You’re right--the amphitheatre was part of the running route too, I remember.
It was, yeah, it was on the way back towards the finish line.
So when you were volunteering the first annual Race The Bronx Soundview 5K it sounds like you experienced this race as a volunteer and had a fuller experience. It’s pretty cosmic, if I may say, it's almost like you gave us a blessing for the inaugural race in this park since you and your family had a connection to the land, you know what I mean?
We’re so grateful that you were part of making sure everything was organized for runners, including me, I ran the race. Is there something that you would share with people about volunteering? Is volunteering something you've done for a race before?
I volunteer often. We have our WRU Uptown 10k. Josh, one of our WRU Crew co-founders organizes every year and it's an unsanctioned race. There's a lot to volunteering because you have to make sure everybody's safe, and people are going in the right direction and stuff like that. So I volunteer for that event. I mean, our community at WRU Crew is just one big family that volunteers, I think that outside of running, I'm so big on community, because I come from such a big family, that for me, community is everything. So I just naturally show up to a space and for me, it's just natural to be like,
How can I help? What can I do?
My background, for years before I became an aesthetician, which is what I do professionally now, was in the hospitality profession. I organize and know everything from operations, to logistics, to everything you can think of that puts events together.
In my family a gathering consists of like 100 people. So I think, naturally, we just fall into these roles early on in our lives that make us who we are later on. And it just becomes who we are.
So for me if I answer the question, when have you volunteered? You know, it's like, I don't remember a time where I didn't, you know, it's like such a big part of who I am.
Why would you suggest someone volunteer for Race The Bronx?
I think that it is so important for us to always give back to where we come from. Especially when you're from that Bronx area because you're bringing a real experience and real energy. It's not like someone else coming from somewhere else and coming into our community and doing something or changing something.
You know, that's a big problem that we have in New York. And we've been very loud about it in the last couple of years. The way that we avoid that type of gentrification in our own communities is by actually being a part of our own communities. You know, a lot of us go to college, don't go to college, make some money, and don't make some money.
Many of us leave our communities. And because we don't live there, we don't come back and do anything for them. I think if we can change that--like yes, it's important to survive the hood.
When you come from places like Soundview or The Bronx you feel accomplished, right? “When you leave the hood?” I say that in air quotes. But in reality, I find more pride and staying in the hood and building it up and making it better.
You know, even if I leave, you know, like I'm back, and I'm here and we should ask ourselves:
How can I help? What can I do?
So to be a volunteer in races, like the Soundview 5K for me, it's just like, being part of a legacy. Honestly, because who are we if we're not present in our own community and are we just going to let other people come in and do what we can do for ourselves?
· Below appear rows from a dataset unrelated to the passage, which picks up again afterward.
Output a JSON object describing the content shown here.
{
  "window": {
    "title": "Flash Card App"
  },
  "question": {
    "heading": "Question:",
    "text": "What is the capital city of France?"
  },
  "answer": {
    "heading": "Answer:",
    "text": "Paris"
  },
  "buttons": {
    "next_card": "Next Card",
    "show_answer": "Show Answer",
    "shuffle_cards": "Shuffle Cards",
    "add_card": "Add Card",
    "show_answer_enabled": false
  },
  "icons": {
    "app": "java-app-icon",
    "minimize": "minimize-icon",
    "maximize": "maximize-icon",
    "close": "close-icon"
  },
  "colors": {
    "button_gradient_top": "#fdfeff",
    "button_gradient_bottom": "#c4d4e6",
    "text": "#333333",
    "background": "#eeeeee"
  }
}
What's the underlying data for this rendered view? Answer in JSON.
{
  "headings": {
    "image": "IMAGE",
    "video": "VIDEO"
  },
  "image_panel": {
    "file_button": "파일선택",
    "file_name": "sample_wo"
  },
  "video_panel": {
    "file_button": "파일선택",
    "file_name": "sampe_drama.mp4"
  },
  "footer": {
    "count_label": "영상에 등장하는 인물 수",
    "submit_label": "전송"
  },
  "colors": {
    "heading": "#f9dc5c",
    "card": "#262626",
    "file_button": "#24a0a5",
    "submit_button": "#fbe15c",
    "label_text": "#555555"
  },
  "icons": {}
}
Amen to that. You know, Gina, it's been so wonderful talking to you today. I'm sure we've crossed paths many times. Certainly, I am looking forward to sharing future moments with you.
I just want to thank you so much for you also taking the time and also doing all of this and helping Race The Bronx with everything. I think it's so important that we stay active in our communities and make these things special. I love all of this race community building in The Bronx that is happening for us.
Sydney Valerio is a storyteller and writer for Race The Bronx. She is a local Bronx crew runner and marathoner. She believes in the healing power of beets and community.